EXTRACTED INFORMATION
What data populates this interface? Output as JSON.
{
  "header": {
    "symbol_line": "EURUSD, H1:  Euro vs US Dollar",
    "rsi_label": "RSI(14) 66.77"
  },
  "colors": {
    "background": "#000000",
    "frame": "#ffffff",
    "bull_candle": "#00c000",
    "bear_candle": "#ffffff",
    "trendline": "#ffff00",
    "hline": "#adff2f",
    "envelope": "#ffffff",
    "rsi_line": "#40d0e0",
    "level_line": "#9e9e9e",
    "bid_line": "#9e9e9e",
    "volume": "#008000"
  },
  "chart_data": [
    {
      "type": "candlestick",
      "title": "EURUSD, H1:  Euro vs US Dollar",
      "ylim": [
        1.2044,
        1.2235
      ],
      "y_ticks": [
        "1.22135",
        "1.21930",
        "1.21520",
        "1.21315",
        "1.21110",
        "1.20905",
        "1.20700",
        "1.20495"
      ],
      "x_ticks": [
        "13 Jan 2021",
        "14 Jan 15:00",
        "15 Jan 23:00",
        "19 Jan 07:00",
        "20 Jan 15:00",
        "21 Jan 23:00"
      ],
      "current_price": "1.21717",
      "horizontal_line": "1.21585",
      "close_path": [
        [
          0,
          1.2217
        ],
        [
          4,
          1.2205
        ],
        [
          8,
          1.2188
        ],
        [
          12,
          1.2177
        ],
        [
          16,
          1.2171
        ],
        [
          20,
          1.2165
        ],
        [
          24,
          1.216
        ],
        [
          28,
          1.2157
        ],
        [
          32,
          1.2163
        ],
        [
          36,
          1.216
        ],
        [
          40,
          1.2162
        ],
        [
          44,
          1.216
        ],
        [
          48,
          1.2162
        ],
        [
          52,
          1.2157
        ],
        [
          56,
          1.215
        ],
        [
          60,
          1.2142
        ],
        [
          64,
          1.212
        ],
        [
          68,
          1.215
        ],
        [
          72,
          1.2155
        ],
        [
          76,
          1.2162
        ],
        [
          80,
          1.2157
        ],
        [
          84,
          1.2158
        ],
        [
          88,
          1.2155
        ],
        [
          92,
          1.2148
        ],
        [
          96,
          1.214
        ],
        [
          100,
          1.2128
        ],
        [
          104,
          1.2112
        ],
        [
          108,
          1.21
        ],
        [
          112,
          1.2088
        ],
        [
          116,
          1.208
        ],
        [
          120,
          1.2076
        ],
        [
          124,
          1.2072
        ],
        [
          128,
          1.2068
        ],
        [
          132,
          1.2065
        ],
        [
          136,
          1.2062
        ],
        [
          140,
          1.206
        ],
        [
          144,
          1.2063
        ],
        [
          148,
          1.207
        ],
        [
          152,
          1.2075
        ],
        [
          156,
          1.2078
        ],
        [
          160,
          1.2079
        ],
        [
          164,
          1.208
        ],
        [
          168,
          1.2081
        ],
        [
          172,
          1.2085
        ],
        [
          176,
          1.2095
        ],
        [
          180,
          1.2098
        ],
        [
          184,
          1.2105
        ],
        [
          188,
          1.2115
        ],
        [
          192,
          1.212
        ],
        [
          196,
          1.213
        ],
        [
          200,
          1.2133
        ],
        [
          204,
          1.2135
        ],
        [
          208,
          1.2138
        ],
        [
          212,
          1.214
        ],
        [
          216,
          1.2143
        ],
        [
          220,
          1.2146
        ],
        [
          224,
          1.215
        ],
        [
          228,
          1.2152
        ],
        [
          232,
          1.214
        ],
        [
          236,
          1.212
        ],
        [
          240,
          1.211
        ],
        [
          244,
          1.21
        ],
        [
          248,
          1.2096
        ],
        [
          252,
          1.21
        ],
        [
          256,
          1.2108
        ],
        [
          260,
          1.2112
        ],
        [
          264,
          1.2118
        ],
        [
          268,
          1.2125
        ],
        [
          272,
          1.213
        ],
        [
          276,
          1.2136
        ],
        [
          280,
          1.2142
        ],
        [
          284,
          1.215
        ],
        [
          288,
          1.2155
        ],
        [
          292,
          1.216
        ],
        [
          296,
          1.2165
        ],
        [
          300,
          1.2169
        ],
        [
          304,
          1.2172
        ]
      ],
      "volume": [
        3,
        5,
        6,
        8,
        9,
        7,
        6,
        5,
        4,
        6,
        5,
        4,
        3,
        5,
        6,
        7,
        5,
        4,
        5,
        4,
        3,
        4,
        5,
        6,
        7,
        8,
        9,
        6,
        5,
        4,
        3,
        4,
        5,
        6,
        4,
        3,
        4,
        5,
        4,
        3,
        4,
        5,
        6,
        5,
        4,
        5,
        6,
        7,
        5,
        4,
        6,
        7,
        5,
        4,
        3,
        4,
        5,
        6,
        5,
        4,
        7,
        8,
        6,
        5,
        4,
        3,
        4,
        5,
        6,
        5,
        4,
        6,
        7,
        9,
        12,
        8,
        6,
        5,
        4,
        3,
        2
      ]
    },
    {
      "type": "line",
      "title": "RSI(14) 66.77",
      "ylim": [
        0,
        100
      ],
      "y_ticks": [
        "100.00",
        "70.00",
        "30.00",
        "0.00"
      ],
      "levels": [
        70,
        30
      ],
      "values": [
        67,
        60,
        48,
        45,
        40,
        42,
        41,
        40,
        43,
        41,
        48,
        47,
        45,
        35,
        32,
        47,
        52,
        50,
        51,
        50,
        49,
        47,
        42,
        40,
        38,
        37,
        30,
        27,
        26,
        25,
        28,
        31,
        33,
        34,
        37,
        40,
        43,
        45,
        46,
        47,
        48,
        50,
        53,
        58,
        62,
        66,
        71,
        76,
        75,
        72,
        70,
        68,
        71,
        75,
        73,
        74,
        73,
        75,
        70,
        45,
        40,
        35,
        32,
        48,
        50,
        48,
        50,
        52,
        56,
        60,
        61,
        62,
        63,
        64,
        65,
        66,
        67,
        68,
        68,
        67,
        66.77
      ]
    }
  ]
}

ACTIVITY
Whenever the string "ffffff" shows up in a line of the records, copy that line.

EXERCISE RESPONSE
    "frame": "#ffffff",
    "bear_candle": "#ffffff",
    "envelope": "#ffffff",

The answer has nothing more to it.